◆ Required action:
Without changing anything, set down every line shown below.

Data listing: Begin

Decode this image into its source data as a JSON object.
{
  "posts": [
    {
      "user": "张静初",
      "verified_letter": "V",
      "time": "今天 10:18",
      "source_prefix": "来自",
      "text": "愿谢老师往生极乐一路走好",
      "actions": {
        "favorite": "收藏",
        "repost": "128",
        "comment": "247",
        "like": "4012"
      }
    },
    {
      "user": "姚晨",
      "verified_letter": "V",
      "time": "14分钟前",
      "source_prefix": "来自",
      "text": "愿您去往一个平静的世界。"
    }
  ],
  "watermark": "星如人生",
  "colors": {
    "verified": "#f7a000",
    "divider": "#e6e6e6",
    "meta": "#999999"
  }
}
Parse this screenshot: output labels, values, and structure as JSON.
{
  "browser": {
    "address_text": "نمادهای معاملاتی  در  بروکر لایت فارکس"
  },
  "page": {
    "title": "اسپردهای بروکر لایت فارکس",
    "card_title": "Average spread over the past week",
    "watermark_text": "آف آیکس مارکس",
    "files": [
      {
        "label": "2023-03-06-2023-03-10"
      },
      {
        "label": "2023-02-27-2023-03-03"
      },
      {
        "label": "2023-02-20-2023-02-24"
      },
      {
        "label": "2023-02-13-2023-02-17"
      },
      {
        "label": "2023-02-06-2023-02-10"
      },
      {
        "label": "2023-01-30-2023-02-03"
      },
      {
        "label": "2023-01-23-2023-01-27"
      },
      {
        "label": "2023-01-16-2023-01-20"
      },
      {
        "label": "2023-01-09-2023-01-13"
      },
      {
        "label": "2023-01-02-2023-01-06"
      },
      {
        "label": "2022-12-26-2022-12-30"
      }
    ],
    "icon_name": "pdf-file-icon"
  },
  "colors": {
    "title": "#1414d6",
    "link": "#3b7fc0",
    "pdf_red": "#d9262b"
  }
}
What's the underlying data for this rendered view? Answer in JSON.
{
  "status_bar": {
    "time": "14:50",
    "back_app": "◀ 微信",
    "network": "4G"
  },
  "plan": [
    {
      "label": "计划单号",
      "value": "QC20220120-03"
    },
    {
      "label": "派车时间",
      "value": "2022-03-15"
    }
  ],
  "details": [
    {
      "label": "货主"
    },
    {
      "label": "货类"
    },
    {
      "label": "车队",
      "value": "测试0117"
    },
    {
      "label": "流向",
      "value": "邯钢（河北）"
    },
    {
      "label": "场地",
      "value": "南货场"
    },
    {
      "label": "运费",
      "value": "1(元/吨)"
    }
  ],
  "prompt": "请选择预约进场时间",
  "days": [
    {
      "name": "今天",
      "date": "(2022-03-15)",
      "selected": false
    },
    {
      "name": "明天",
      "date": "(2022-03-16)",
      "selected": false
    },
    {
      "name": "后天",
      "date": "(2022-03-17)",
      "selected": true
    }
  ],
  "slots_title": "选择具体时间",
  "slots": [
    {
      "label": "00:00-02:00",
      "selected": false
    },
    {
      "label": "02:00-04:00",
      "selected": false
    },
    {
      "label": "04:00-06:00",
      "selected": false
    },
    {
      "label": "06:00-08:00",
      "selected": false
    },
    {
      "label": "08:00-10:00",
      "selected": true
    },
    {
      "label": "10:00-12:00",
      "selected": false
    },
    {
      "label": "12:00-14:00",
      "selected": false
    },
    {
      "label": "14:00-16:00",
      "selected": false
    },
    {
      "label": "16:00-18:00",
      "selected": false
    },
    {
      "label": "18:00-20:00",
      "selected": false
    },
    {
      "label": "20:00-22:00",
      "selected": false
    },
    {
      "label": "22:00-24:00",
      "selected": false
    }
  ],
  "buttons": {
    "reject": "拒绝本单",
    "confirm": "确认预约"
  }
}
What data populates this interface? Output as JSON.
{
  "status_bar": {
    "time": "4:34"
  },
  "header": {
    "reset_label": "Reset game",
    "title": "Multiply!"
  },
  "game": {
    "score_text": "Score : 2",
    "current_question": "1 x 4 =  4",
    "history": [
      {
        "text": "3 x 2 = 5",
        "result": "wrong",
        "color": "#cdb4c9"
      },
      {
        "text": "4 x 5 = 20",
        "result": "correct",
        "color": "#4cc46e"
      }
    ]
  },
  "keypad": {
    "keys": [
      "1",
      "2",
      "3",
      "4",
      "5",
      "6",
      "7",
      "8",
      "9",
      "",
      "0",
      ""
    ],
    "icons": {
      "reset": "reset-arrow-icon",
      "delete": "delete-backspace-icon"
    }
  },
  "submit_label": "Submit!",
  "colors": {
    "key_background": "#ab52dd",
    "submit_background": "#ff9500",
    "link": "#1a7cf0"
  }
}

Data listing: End

◆ Result of the task:
Decode this image into its source data as a JSON object.
{
  "posts": [
    {
      "user": "张静初",
      "verified_letter": "V",
      "time": "今天 10:18",
      "source_prefix": "来自",
      "text": "愿谢老师往生极乐一路走好",
      "actions": {
        "favorite": "收藏",
        "repost": "128",
        "comment": "247",
        "like": "4012"
      }
    },
    {
      "user": "姚晨",
      "verified_letter": "V",
      "time": "14分钟前",
      "source_prefix": "来自",
      "text": "愿您去往一个平静的世界。"
    }
  ],
  "watermark": "星如人生",
  "colors": {
    "verified": "#f7a000",
    "divider": "#e6e6e6",
    "meta": "#999999"
  }
}
Parse this screenshot: output labels, values, and structure as JSON.
{
  "browser": {
    "address_text": "نمادهای معاملاتی  در  بروکر لایت فارکس"
  },
  "page": {
    "title": "اسپردهای بروکر لایت فارکس",
    "card_title": "Average spread over the past week",
    "watermark_text": "آف آیکس مارکس",
    "files": [
      {
        "label": "2023-03-06-2023-03-10"
      },
      {
        "label": "2023-02-27-2023-03-03"
      },
      {
        "label": "2023-02-20-2023-02-24"
      },
      {
        "label": "2023-02-13-2023-02-17"
      },
      {
        "label": "2023-02-06-2023-02-10"
      },
      {
        "label": "2023-01-30-2023-02-03"
      },
      {
        "label": "2023-01-23-2023-01-27"
      },
      {
        "label": "2023-01-16-2023-01-20"
      },
      {
        "label": "2023-01-09-2023-01-13"
      },
      {
        "label": "2023-01-02-2023-01-06"
      },
      {
        "label": "2022-12-26-2022-12-30"
      }
    ],
    "icon_name": "pdf-file-icon"
  },
  "colors": {
    "title": "#1414d6",
    "link": "#3b7fc0",
    "pdf_red": "#d9262b"
  }
}
What's the underlying data for this rendered view? Answer in JSON.
{
  "status_bar": {
    "time": "14:50",
    "back_app": "◀ 微信",
    "network": "4G"
  },
  "plan": [
    {
      "label": "计划单号",
      "value": "QC20220120-03"
    },
    {
      "label": "派车时间",
      "value": "2022-03-15"
    }
  ],
  "details": [
    {
      "label": "货主"
    },
    {
      "label": "货类"
    },
    {
      "label": "车队",
      "value": "测试0117"
    },
    {
      "label": "流向",
      "value": "邯钢（河北）"
    },
    {
      "label": "场地",
      "value": "南货场"
    },
    {
      "label": "运费",
      "value": "1(元/吨)"
    }
  ],
  "prompt": "请选择预约进场时间",
  "days": [
    {
      "name": "今天",
      "date": "(2022-03-15)",
      "selected": false
    },
    {
      "name": "明天",
      "date": "(2022-03-16)",
      "selected": false
    },
    {
      "name": "后天",
      "date": "(2022-03-17)",
      "selected": true
    }
  ],
  "slots_title": "选择具体时间",
  "slots": [
    {
      "label": "00:00-02:00",
      "selected": false
    },
    {
      "label": "02:00-04:00",
      "selected": false
    },
    {
      "label": "04:00-06:00",
      "selected": false
    },
    {
      "label": "06:00-08:00",
      "selected": false
    },
    {
      "label": "08:00-10:00",
      "selected": true
    },
    {
      "label": "10:00-12:00",
      "selected": false
    },
    {
      "label": "12:00-14:00",
      "selected": false
    },
    {
      "label": "14:00-16:00",
      "selected": false
    },
    {
      "label": "16:00-18:00",
      "selected": false
    },
    {
      "label": "18:00-20:00",
      "selected": false
    },
    {
      "label": "20:00-22:00",
      "selected": false
    },
    {
      "label": "22:00-24:00",
      "selected": false
    }
  ],
  "buttons": {
    "reject": "拒绝本单",
    "confirm": "确认预约"
  }
}
What data populates this interface? Output as JSON.
{
  "status_bar": {
    "time": "4:34"
  },
  "header": {
    "reset_label": "Reset game",
    "title": "Multiply!"
  },
  "game": {
    "score_text": "Score : 2",
    "current_question": "1 x 4 =  4",
    "history": [
      {
        "text": "3 x 2 = 5",
        "result": "wrong",
        "color": "#cdb4c9"
      },
      {
        "text": "4 x 5 = 20",
        "result": "correct",
        "color": "#4cc46e"
      }
    ]
  },
  "keypad": {
    "keys": [
      "1",
      "2",
      "3",
      "4",
      "5",
      "6",
      "7",
      "8",
      "9",
      "",
      "0",
      ""
    ],
    "icons": {
      "reset": "reset-arrow-icon",
      "delete": "delete-backspace-icon"
    }
  },
  "submit_label": "Submit!",
  "colors": {
    "key_background": "#ab52dd",
    "submit_background": "#ff9500",
    "link": "#1a7cf0"
  }
}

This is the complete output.